Congress passed the SECURE Act 2.0 late in December of 2022. The Act built upon the foundation laid by the 2019 SECURE Act which was also passed in December of that year. The 2022 act has over 90 changes to how retirement plans work and are administered in the US. Among the more prominent changes include increasing the age at which retirees must begin taking RMDs from IRA and 401(k) accounts, and changes to the size of catch-up contributions for older workers with workplace plans. Additional changes include: helping younger workers continue saving while paying off student debt, making it easier to move accounts from employer to employer, and enabling workers to save for emergencies within retirement accounts.
The RMD age has now changed to 73 for people who attain age 72 after 12/31/2022. The RMD age will then increase to age 75 beginning in 2033. At first blush, this seems a boon to retirees as they can let their qualified retirement accounts grow. However, not all retirees, in our view, will benefit from deferring distributions and the associated taxes to a later age. Delaying distributions for many retirees could result in larger distributions, and higher overall taxes, including a sudden jump at RMD age into a higher tax bracket. The other major change as it relates to RMDs is the reduction in the penalty for RMDs not taken in a timely manner. The penalty is now 25% of the late RMD versus 50% penalty prior to 2.0.

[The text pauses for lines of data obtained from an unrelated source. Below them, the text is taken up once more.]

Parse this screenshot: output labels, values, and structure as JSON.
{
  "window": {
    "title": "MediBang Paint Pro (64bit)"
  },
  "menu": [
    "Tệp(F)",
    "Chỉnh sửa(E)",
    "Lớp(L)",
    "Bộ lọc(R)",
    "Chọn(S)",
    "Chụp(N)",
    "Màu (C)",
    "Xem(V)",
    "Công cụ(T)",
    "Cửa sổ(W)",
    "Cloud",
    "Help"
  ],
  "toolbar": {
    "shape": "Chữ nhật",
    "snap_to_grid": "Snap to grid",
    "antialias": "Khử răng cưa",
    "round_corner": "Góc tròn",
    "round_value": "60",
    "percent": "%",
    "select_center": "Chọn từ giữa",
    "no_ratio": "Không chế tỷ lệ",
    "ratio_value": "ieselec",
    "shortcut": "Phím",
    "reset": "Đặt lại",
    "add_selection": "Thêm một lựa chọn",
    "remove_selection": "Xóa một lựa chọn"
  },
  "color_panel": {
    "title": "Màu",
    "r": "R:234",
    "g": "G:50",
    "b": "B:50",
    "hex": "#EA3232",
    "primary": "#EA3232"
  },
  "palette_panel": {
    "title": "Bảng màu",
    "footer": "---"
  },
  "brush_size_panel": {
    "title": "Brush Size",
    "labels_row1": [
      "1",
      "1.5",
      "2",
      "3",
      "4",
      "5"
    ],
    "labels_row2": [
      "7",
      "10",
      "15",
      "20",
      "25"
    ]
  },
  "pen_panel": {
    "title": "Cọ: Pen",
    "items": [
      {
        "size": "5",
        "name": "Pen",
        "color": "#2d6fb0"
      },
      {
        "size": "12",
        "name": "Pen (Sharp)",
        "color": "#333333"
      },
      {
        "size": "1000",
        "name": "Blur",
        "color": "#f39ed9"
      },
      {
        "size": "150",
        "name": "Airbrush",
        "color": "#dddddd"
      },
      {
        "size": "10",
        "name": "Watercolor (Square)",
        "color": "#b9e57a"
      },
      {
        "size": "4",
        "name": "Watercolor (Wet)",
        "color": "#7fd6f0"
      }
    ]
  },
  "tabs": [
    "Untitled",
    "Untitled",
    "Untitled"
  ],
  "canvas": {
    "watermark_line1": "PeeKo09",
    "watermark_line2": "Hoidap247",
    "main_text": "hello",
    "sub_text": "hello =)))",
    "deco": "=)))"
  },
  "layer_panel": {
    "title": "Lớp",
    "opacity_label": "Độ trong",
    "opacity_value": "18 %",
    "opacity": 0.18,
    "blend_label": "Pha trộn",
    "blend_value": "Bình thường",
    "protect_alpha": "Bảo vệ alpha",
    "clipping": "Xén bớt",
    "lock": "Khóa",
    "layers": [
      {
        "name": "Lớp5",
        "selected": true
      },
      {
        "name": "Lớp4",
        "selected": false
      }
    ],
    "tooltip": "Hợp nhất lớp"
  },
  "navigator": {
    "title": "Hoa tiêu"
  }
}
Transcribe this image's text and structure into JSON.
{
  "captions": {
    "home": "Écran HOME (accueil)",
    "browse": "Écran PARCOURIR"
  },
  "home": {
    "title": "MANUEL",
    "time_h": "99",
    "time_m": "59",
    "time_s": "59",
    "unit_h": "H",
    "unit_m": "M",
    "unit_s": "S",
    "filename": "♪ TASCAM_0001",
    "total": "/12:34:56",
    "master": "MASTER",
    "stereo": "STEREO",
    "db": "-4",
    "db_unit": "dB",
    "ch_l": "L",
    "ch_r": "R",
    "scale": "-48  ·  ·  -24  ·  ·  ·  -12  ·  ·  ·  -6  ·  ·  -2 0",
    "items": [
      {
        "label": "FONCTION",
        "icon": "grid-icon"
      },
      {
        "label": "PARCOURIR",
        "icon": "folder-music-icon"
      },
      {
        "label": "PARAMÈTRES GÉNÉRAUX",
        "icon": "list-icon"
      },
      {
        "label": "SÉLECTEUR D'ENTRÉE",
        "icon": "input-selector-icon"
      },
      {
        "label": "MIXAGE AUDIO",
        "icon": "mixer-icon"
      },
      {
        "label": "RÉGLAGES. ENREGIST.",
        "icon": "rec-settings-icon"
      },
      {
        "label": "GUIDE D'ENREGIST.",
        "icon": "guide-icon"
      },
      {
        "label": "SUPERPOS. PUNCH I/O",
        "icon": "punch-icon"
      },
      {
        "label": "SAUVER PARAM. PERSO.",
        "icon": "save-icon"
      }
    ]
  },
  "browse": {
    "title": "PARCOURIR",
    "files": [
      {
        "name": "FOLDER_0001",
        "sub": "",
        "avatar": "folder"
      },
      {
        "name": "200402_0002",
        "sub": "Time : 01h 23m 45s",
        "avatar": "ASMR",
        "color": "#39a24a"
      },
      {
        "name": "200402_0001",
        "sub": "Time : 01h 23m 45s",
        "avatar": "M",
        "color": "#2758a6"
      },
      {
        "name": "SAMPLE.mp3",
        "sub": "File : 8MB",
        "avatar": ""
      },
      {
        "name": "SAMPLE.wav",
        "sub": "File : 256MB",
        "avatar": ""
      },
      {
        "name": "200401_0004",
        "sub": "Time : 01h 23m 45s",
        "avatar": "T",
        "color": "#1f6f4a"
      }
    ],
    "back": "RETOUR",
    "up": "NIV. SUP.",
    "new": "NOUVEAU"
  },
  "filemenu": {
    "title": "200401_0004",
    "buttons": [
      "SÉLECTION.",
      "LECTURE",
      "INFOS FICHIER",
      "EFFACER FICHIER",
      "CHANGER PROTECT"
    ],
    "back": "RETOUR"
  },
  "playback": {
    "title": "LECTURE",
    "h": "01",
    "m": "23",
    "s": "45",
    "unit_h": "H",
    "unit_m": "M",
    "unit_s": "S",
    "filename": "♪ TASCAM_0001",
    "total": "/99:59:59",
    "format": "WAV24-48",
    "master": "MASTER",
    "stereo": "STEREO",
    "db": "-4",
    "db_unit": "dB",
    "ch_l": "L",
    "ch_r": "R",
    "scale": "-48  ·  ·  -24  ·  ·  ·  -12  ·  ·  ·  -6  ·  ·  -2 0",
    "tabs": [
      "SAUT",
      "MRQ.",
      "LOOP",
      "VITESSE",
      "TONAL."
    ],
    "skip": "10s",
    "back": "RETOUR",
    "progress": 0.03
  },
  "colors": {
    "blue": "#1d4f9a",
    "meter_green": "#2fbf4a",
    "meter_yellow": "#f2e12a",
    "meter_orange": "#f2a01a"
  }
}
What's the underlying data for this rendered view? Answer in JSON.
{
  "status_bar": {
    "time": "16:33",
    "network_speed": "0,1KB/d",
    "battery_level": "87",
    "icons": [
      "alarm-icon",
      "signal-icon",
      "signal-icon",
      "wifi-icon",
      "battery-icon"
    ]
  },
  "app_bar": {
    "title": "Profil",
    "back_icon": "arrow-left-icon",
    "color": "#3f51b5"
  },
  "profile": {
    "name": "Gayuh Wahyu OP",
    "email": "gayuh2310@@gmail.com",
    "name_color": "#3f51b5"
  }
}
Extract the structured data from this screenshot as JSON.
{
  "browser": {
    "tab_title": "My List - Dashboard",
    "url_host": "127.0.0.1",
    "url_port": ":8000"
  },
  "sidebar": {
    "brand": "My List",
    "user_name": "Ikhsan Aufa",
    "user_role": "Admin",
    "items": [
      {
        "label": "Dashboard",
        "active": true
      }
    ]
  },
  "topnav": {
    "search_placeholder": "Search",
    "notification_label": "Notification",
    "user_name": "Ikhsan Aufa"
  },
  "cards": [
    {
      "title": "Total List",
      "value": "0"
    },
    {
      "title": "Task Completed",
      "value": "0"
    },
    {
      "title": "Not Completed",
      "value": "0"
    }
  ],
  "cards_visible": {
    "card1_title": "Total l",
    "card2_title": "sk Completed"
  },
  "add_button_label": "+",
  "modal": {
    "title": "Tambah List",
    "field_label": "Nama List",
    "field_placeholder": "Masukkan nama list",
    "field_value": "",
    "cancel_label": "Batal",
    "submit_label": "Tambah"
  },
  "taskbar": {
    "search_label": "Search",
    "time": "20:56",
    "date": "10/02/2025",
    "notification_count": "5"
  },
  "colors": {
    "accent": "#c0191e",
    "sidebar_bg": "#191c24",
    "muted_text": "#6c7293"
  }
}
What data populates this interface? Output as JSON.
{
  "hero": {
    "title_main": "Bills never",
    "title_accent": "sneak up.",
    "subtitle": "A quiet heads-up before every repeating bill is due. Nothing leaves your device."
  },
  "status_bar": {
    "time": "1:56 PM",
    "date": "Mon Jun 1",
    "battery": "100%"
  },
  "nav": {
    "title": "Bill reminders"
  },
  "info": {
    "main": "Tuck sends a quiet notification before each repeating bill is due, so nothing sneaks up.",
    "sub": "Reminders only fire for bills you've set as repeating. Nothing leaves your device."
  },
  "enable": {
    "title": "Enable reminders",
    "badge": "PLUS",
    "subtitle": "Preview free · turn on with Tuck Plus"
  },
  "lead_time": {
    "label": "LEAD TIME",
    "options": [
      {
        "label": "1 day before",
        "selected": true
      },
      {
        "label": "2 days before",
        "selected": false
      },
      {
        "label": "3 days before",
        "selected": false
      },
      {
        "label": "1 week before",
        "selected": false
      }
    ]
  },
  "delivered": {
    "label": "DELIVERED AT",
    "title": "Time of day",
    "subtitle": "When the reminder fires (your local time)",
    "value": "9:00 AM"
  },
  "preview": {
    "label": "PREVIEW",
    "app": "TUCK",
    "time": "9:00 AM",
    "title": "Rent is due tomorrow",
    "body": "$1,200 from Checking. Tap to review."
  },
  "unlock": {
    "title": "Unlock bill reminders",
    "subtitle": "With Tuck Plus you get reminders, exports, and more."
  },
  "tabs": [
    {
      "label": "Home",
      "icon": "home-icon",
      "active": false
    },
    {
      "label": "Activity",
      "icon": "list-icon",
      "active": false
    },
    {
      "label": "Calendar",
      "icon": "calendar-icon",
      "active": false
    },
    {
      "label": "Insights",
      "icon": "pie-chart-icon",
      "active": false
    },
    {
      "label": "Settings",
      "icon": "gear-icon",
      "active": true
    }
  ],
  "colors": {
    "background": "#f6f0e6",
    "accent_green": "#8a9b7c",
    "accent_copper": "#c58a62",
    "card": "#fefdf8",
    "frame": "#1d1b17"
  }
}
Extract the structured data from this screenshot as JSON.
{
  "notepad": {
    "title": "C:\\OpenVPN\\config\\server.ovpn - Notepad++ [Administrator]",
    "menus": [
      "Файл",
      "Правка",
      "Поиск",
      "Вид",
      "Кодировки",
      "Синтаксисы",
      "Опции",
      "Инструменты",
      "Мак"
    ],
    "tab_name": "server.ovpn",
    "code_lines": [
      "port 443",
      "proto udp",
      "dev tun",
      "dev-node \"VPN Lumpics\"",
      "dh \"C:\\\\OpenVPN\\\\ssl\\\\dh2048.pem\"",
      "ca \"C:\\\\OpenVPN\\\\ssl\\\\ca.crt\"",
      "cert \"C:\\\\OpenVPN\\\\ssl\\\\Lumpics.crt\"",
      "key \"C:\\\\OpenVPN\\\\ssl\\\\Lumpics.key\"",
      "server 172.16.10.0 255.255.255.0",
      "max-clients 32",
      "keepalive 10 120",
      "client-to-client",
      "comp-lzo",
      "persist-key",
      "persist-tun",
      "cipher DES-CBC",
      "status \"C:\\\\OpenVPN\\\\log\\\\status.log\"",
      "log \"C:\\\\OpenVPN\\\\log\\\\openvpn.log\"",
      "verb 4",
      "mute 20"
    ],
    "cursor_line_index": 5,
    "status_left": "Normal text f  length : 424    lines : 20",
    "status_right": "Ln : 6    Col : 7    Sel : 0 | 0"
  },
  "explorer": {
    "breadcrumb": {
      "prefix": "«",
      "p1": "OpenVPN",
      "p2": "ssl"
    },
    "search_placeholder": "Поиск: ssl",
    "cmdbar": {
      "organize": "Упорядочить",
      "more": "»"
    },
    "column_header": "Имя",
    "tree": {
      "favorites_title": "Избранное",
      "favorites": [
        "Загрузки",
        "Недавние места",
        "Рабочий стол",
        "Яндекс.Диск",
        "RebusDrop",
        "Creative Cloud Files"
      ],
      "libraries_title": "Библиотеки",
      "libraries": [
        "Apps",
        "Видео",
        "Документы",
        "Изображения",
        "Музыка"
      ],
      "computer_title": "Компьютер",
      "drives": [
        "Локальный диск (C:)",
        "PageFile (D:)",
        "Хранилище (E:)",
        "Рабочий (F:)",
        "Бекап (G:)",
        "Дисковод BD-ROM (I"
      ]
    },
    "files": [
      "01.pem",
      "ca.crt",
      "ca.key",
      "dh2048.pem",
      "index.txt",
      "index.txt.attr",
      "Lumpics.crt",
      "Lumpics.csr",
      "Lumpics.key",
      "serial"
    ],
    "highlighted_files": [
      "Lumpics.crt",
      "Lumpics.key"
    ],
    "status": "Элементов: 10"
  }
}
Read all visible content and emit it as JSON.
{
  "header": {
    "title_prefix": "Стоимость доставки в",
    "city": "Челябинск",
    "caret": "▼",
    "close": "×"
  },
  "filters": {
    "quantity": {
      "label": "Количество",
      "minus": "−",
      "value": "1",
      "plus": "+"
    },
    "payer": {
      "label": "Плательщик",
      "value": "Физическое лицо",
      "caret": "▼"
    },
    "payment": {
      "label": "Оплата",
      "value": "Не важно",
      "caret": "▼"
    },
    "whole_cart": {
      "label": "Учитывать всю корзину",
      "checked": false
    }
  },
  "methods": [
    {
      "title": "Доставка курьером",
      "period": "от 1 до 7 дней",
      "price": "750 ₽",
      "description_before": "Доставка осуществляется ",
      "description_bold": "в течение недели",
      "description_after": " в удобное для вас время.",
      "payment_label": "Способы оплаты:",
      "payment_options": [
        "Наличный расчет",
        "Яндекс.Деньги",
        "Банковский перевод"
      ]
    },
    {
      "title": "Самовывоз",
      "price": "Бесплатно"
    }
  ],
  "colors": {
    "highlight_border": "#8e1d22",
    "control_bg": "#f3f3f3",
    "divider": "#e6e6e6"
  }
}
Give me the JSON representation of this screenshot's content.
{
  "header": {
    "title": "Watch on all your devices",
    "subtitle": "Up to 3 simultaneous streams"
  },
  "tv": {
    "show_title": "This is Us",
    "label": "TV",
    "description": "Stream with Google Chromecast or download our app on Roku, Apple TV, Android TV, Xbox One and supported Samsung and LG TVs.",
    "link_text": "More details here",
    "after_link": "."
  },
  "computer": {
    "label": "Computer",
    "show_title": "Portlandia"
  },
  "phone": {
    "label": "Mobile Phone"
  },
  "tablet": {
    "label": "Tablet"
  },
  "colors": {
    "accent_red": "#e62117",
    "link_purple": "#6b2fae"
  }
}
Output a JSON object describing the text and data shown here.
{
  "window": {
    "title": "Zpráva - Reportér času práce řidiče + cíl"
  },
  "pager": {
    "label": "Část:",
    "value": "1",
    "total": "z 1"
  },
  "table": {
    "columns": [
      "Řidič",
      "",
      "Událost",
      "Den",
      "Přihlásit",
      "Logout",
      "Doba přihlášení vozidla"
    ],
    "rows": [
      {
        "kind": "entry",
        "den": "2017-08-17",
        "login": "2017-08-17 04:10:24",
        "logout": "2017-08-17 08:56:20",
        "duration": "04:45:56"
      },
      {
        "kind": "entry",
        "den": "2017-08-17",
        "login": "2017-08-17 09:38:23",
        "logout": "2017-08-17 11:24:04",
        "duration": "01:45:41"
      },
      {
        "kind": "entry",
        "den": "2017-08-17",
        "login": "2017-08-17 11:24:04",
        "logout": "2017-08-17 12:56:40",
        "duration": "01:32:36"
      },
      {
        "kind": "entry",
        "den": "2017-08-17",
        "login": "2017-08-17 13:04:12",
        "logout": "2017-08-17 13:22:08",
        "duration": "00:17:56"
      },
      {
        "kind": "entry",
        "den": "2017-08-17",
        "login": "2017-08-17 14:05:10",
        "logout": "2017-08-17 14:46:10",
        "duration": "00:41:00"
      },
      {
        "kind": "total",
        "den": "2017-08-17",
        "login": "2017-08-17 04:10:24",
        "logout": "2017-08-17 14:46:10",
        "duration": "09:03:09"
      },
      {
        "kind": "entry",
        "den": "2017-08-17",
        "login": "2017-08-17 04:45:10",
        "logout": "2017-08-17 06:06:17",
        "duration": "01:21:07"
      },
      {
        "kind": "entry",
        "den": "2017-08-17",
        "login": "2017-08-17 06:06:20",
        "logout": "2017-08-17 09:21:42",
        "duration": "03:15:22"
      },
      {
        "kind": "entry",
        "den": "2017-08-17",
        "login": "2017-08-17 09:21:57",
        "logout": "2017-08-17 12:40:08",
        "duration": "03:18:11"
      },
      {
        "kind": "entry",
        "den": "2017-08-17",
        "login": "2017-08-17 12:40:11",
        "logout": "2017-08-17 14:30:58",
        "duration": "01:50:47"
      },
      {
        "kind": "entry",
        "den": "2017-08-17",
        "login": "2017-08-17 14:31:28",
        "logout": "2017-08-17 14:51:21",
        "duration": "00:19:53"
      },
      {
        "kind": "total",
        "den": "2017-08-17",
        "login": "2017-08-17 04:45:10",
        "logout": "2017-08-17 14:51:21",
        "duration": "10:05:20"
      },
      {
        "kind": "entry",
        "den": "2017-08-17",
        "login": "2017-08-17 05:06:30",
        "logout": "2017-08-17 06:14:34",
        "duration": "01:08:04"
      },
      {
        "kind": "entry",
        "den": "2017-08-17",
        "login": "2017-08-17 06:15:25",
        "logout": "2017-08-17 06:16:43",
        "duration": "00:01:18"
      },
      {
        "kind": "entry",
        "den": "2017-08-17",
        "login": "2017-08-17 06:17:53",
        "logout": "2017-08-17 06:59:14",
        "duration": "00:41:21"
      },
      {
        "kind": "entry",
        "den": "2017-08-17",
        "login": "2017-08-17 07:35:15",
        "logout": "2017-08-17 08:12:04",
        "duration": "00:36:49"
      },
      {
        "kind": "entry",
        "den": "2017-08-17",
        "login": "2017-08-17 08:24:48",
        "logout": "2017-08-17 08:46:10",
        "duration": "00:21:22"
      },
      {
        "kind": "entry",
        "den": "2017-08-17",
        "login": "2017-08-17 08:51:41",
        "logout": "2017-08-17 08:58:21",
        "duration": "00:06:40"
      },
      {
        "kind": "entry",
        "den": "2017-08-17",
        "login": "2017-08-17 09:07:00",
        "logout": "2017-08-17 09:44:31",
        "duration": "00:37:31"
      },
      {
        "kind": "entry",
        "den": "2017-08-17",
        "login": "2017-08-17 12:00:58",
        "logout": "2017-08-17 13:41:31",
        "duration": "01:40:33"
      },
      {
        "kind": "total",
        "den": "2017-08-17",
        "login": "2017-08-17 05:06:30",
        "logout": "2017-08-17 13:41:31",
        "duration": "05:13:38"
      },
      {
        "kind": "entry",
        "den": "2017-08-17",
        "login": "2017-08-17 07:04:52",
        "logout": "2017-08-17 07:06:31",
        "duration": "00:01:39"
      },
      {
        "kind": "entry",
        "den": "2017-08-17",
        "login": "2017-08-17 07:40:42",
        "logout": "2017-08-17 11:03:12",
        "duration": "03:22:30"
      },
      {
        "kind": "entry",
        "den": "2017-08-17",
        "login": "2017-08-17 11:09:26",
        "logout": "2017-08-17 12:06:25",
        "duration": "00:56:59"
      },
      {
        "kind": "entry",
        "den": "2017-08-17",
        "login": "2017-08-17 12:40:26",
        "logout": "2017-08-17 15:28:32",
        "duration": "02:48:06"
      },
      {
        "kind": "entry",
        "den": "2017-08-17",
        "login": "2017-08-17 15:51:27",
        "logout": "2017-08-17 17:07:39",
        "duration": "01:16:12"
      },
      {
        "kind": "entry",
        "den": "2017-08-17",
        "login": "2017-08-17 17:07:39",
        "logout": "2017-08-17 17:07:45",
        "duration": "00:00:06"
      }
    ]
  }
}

Another significant change, and a big win for education and retirement saving, is the change to 529 plans that have excess assets. It has been a common refrain from clients that they are afraid they might overfund a child’s 529 and then pay a penalty to withdraw those excess funds. With 2.0, any excess funds left over after college can be rolled into a Roth IRA for the benefit of the child. This now alleviates the risk of overfunding AND gets the child a head start on their own retirement savings. There are a few rules regarding the rollover: (1) The 529 must be at least 15 years old prior to the rollover, (2) there is a $35,000 lifetime cap & (3) you can only rollover the annual IRA contribution limit ($6,500 in 2023 for those under 50).
Speaking of folks over 50, the catch-up provisions were also updated. The 401(k) catch-up provision for employees age 50 and over is now $7,500 for 2023 ($3,500 for SIMPLE plans) and adjusted for inflation annually. Beginning in 2025, employees age 60–63 will have a higher catch-up limit — 50% more than the regular catch-up limit or $10,000 more, whichever is greater. There is a caveat to this increase. If the employee makes more than $145,000 per year the catch-up dollars must all be made to a Roth account using after-tax dollars. For IRA’s the catch-up is $1,000 but is now indexed for inflation each year, allowing for larger year-over-year catch-up amounts.
Another significant change that is aimed at helping out younger workers who are just starting out is the Student Loan Repayment option. Employers will be permitted to make matching contributions to their company sponsored retirement plan, or SIMPLE IRA with respect to “qualified student loan payments”. Most workers coming out of college carrying student debt often forego retirement plan contributions in order to continue to pay off college loans. With 2.0 employers are now allowed to make contributions on behalf of employees, regardless of whether those employees do or do not make retirement plan contributions. The employer may match the amounts of student loan debt repaid by the individual worker in a given year to the company’s sponsored retirement plan.
There are many other changes and updates, ranging from hardship withdrawals and emergency savings to Qualified Longevity Annuity contracts (QLACs) and charitable gifting. Sierra Pacific Financial Advisors is hosting a complimentary webinar on this topic on Thursday, April 6th at 12:00 pm Pacific Time. We invite you to join us and learn more about SECURE Act 2.0. You may register here: SPFA – SECURE Act 2.0 – Retirement and Tax Strategies.